Topmix Permeable concrete soaks up 4,000 liters in 60 seconds.
Permeable pavement is one of those super-wonky infrastructure items—incredibly important but not always easy to care about. Thanks to the mesmerizing video above, however, a new and improved variety of concrete developed in the U.K. called Topmix Permeable has been turning heads. The video shows a parking lot paved with Topmix absorbing 4,000 liters of water in a minute, and it’s kind of magical to watch it disappear.
This new concrete, from Lafarge Tarmac, could potentially be a very useful tool in combating urban flash flooding from sudden, heavy storms—the type that are likely to become increasingly common because of climate change. In its promotional materials, the company uses the example of the 2007 floods that devastated Great Britain, costing the economy some $4.8 billion. Of the 57,000 homes affected by the floods, two-thirds were damaged not by rivers that overflowed but by stormwater runoff.
In the U.S., stormwater routinely overwhelms antiquated wastewater systems, causing untreated sewage to be dumped into local waterways and befouling public beaches. Storm runoff is also a significant source of pollution for rivers, streams, and reservoirs around the globe. Topmix pavement filters pollutants such as motor oil residue, even as it allows water to drain into the ground below.
There are some caveats to the technology, which works the way it does because there are empty spaces between particles that allow water to flow through. Topmix concrete, which is applied over a base layer of gravel that further filters water, is less able to handle heavy vehicle loads and intense traffic than conventional paving materials.
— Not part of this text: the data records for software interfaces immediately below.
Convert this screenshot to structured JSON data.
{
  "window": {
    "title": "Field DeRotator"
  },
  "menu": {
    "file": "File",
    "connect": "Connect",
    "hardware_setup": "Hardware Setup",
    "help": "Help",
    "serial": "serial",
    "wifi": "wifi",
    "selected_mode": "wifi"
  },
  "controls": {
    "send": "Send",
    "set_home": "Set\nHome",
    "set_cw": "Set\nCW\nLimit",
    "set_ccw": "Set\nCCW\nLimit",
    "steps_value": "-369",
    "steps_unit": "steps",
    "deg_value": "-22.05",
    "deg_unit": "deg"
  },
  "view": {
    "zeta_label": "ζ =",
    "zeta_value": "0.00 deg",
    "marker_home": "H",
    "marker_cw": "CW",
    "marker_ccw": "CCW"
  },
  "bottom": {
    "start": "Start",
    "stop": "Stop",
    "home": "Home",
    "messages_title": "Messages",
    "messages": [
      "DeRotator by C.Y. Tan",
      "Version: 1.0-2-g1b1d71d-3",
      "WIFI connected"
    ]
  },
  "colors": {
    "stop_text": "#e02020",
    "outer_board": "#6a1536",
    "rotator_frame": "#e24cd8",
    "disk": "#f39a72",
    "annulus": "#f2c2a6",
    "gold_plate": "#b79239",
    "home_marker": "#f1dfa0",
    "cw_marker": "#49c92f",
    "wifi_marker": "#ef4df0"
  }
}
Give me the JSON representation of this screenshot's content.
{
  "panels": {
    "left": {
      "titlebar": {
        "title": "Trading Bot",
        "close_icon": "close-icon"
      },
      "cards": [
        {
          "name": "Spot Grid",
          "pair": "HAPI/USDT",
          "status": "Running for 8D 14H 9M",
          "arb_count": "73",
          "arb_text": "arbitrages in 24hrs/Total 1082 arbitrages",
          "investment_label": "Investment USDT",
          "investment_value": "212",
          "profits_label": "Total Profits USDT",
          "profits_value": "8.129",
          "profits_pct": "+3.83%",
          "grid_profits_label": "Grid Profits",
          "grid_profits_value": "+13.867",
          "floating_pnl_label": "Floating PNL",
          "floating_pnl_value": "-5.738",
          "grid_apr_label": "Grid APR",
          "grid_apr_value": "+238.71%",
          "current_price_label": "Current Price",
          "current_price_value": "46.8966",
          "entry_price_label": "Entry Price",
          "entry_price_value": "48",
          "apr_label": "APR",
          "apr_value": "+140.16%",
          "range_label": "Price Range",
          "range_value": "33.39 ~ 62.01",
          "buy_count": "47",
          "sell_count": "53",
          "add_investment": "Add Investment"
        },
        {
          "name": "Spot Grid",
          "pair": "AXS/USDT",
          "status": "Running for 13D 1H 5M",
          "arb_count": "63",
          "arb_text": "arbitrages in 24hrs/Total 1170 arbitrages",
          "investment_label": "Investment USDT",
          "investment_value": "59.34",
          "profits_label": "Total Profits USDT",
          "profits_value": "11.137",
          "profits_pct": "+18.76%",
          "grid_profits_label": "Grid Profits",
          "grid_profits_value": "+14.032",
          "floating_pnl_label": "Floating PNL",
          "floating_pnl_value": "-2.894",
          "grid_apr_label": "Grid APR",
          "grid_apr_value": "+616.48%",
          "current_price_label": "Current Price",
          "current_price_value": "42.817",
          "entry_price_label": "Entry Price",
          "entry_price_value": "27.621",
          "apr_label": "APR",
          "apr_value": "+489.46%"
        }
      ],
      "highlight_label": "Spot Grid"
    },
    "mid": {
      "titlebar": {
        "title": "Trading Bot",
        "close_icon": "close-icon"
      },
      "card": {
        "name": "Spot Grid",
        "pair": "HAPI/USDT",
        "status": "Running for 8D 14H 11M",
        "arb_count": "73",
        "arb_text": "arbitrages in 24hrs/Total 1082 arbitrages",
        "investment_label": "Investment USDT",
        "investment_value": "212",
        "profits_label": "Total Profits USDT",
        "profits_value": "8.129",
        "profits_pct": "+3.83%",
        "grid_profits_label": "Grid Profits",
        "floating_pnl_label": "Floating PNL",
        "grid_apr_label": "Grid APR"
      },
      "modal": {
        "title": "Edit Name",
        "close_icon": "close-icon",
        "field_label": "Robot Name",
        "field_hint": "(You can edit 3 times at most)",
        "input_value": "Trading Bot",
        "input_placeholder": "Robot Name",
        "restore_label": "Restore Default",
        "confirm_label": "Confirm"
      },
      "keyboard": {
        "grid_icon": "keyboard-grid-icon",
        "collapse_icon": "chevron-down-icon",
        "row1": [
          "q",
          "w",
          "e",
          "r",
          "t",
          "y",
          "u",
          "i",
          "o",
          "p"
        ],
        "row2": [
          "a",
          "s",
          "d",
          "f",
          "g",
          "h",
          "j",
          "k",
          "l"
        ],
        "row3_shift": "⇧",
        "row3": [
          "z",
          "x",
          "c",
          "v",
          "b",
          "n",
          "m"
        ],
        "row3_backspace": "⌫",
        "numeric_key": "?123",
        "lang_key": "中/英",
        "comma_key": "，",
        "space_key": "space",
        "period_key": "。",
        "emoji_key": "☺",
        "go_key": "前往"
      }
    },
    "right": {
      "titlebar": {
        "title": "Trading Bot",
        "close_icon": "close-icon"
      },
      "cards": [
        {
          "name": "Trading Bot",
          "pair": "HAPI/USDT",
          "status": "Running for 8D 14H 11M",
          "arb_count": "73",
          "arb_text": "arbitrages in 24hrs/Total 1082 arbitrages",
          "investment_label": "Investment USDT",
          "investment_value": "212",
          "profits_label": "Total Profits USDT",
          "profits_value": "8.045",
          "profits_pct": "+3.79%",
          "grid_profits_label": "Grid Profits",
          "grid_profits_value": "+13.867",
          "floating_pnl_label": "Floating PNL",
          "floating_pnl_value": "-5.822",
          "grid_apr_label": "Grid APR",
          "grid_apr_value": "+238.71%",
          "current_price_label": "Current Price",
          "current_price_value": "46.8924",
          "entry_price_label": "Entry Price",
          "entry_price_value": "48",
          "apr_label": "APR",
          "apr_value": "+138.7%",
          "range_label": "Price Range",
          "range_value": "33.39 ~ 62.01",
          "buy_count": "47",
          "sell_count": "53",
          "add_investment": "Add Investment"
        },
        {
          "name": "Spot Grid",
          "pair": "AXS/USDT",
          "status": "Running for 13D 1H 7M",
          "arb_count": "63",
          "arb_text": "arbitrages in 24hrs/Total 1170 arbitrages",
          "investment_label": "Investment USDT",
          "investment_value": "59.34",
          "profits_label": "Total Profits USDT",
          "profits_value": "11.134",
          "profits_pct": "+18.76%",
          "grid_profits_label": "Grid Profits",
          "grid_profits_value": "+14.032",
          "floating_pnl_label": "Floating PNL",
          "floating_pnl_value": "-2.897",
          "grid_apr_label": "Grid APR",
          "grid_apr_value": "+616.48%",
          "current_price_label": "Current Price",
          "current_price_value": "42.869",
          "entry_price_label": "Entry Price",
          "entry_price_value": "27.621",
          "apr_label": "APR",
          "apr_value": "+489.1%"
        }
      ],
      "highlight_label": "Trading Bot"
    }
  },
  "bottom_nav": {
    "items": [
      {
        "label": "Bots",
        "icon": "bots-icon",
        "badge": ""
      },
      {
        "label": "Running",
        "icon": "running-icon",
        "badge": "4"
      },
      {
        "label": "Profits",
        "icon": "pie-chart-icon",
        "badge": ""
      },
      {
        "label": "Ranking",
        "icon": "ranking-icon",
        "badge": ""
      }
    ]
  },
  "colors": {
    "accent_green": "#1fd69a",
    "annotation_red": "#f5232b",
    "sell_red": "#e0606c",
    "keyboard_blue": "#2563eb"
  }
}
So while it’s appropriate for driveways, many parking lots, quiet residential streets, bike paths, and the like, it isn’t going to be right for highways and heavily traveled streets.
Also its ability to absorb water can be compromised by dirt and other particulate waste, such as sawdust or silt. Damage from freezing water is a potential concern with permeable pavement, although Lafarge Tarmac says its product has “excellent freeze-thaw resistance.”
Still, as more and more of the world gets paved over, the need to reduce the amount of impermeable surface we create, however we can, becomes more urgent. Parking lots that soak up rainwater like sponges are part of the solution. And pretty fun to watch in action.